Could you give the entries again, exactly as written?

* Dataset excerpts *
+ + + + +
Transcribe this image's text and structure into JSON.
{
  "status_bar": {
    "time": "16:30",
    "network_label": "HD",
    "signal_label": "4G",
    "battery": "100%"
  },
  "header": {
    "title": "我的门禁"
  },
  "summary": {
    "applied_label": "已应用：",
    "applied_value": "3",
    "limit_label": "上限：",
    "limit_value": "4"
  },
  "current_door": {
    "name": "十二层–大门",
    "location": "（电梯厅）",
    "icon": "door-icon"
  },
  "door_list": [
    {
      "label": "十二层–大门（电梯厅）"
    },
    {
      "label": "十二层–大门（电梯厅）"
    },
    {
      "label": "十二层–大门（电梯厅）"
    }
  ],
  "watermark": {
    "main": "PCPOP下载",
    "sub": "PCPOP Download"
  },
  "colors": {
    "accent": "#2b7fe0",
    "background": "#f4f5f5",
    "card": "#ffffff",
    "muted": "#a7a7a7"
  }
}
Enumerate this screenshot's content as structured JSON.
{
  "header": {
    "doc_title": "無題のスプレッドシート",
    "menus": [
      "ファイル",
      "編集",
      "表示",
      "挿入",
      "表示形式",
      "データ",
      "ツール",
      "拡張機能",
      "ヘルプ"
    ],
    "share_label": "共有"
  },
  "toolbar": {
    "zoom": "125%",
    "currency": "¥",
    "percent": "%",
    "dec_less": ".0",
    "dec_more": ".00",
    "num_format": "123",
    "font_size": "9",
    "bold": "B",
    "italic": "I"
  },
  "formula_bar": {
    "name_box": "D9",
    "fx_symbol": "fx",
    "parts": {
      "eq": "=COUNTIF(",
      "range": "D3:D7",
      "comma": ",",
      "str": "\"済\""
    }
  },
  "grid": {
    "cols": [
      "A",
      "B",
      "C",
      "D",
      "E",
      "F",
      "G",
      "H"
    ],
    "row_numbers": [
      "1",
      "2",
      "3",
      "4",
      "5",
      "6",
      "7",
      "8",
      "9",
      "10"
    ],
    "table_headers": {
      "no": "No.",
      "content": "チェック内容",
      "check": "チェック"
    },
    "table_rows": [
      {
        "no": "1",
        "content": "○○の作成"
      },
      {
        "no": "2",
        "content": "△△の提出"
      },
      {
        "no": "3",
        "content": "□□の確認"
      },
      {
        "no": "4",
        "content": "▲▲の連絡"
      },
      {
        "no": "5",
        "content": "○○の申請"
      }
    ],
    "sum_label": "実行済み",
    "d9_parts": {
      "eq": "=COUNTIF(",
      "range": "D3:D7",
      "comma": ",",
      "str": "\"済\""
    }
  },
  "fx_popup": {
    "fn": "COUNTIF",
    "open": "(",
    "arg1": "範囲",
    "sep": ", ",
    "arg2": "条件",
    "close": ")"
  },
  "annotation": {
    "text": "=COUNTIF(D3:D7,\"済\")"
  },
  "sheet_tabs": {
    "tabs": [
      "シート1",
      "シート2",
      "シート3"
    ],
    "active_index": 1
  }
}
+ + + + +
* SOLUTION TO THE PROBLEM *
Transcribe this image's text and structure into JSON.
{
  "status_bar": {
    "time": "16:30",
    "network_label": "HD",
    "signal_label": "4G",
    "battery": "100%"
  },
  "header": {
    "title": "我的门禁"
  },
  "summary": {
    "applied_label": "已应用：",
    "applied_value": "3",
    "limit_label": "上限：",
    "limit_value": "4"
  },
  "current_door": {
    "name": "十二层–大门",
    "location": "（电梯厅）",
    "icon": "door-icon"
  },
  "door_list": [
    {
      "label": "十二层–大门（电梯厅）"
    },
    {
      "label": "十二层–大门（电梯厅）"
    },
    {
      "label": "十二层–大门（电梯厅）"
    }
  ],
  "watermark": {
    "main": "PCPOP下载",
    "sub": "PCPOP Download"
  },
  "colors": {
    "accent": "#2b7fe0",
    "background": "#f4f5f5",
    "card": "#ffffff",
    "muted": "#a7a7a7"
  }
}
Enumerate this screenshot's content as structured JSON.
{
  "header": {
    "doc_title": "無題のスプレッドシート",
    "menus": [
      "ファイル",
      "編集",
      "表示",
      "挿入",
      "表示形式",
      "データ",
      "ツール",
      "拡張機能",
      "ヘルプ"
    ],
    "share_label": "共有"
  },
  "toolbar": {
    "zoom": "125%",
    "currency": "¥",
    "percent": "%",
    "dec_less": ".0",
    "dec_more": ".00",
    "num_format": "123",
    "font_size": "9",
    "bold": "B",
    "italic": "I"
  },
  "formula_bar": {
    "name_box": "D9",
    "fx_symbol": "fx",
    "parts": {
      "eq": "=COUNTIF(",
      "range": "D3:D7",
      "comma": ",",
      "str": "\"済\""
    }
  },
  "grid": {
    "cols": [
      "A",
      "B",
      "C",
      "D",
      "E",
      "F",
      "G",
      "H"
    ],
    "row_numbers": [
      "1",
      "2",
      "3",
      "4",
      "5",
      "6",
      "7",
      "8",
      "9",
      "10"
    ],
    "table_headers": {
      "no": "No.",
      "content": "チェック内容",
      "check": "チェック"
    },
    "table_rows": [
      {
        "no": "1",
        "content": "○○の作成"
      },
      {
        "no": "2",
        "content": "△△の提出"
      },
      {
        "no": "3",
        "content": "□□の確認"
      },
      {
        "no": "4",
        "content": "▲▲の連絡"
      },
      {
        "no": "5",
        "content": "○○の申請"
      }
    ],
    "sum_label": "実行済み",
    "d9_parts": {
      "eq": "=COUNTIF(",
      "range": "D3:D7",
      "comma": ",",
      "str": "\"済\""
    }
  },
  "fx_popup": {
    "fn": "COUNTIF",
    "open": "(",
    "arg1": "範囲",
    "sep": ", ",
    "arg2": "条件",
    "close": ")"
  },
  "annotation": {
    "text": "=COUNTIF(D3:D7,\"済\")"
  },
  "sheet_tabs": {
    "tabs": [
      "シート1",
      "シート2",
      "シート3"
    ],
    "active_index": 1
  }
}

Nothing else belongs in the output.